■ Task directions:
Pictures stay out. All the rest of the records must be repeated exactly.

= = = = = = =

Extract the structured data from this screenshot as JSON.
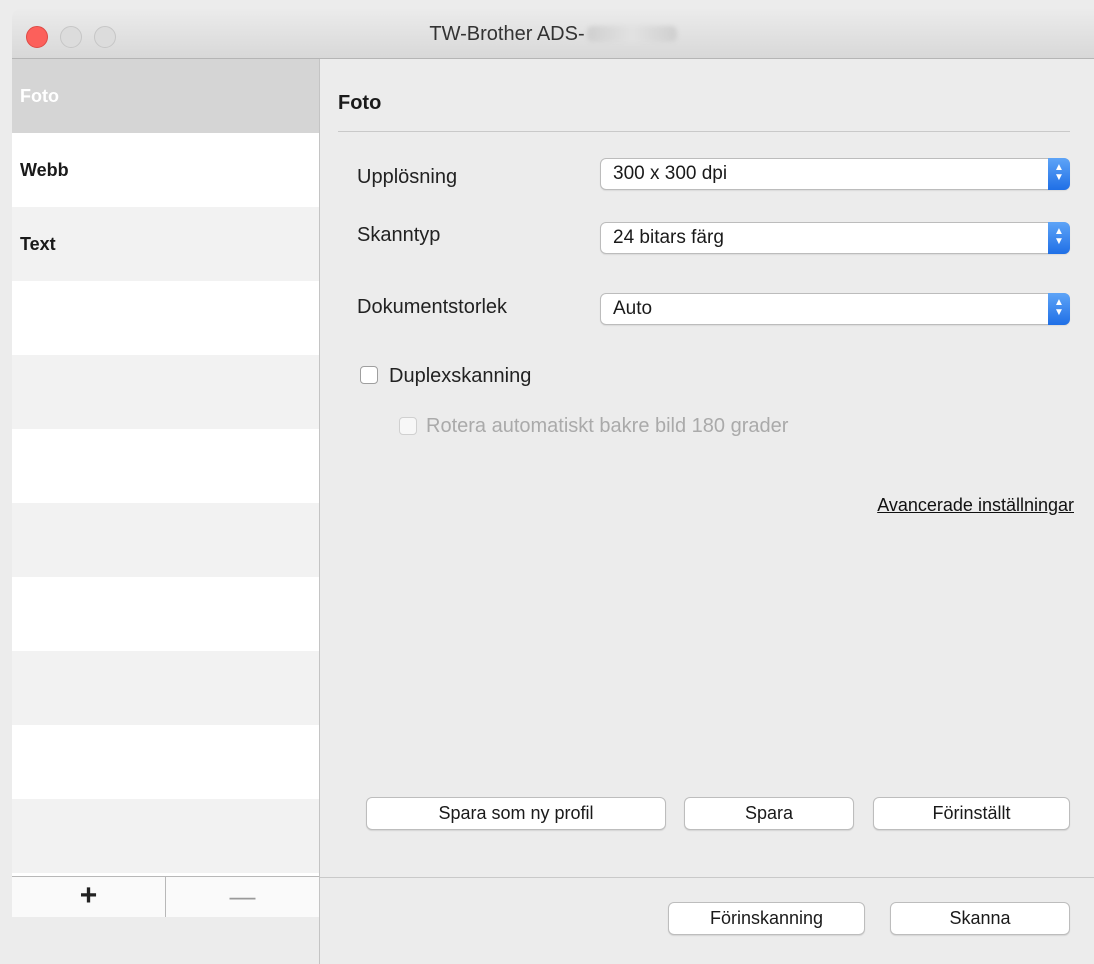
{
  "window": {
    "title": "TW-Brother ADS-"
  },
  "sidebar": {
    "items": [
      {
        "label": "Foto"
      },
      {
        "label": "Webb"
      },
      {
        "label": "Text"
      }
    ],
    "add_label": "+",
    "remove_label": "—"
  },
  "main": {
    "section_title": "Foto",
    "fields": [
      {
        "label": "Upplösning",
        "value": "300 x 300 dpi"
      },
      {
        "label": "Skanntyp",
        "value": "24 bitars färg"
      },
      {
        "label": "Dokumentstorlek",
        "value": "Auto"
      }
    ],
    "duplex_label": "Duplexskanning",
    "rotate_label": "Rotera automatiskt bakre bild 180 grader",
    "advanced_link": "Avancerade inställningar",
    "buttons": {
      "save_new": "Spara som ny profil",
      "save": "Spara",
      "default": "Förinställt"
    },
    "footer": {
      "prescan": "Förinskanning",
      "scan": "Skanna"
    }
  },
  "colors": {
    "accent": "#2f80ed",
    "close": "#fc605b",
    "selection": "#d5d5d5"
  }
}
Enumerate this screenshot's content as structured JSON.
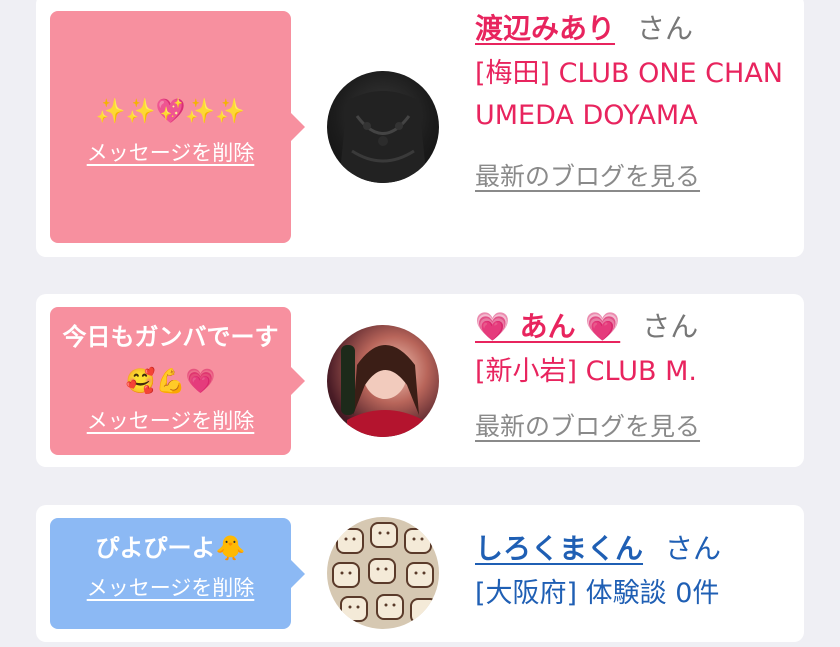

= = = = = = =

■ Exercise solution:
Extract the structured data from this screenshot as JSON.
{
  "window": {
    "title": "TW-Brother ADS-"
  },
  "sidebar": {
    "items": [
      {
        "label": "Foto"
      },
      {
        "label": "Webb"
      },
      {
        "label": "Text"
      }
    ],
    "add_label": "+",
    "remove_label": "—"
  },
  "main": {
    "section_title": "Foto",
    "fields": [
      {
        "label": "Upplösning",
        "value": "300 x 300 dpi"
      },
      {
        "label": "Skanntyp",
        "value": "24 bitars färg"
      },
      {
        "label": "Dokumentstorlek",
        "value": "Auto"
      }
    ],
    "duplex_label": "Duplexskanning",
    "rotate_label": "Rotera automatiskt bakre bild 180 grader",
    "advanced_link": "Avancerade inställningar",
    "buttons": {
      "save_new": "Spara som ny profil",
      "save": "Spara",
      "default": "Förinställt"
    },
    "footer": {
      "prescan": "Förinskanning",
      "scan": "Skanna"
    }
  },
  "colors": {
    "accent": "#2f80ed",
    "close": "#fc605b",
    "selection": "#d5d5d5"
  }
}
Enumerate this screenshot's content as structured JSON.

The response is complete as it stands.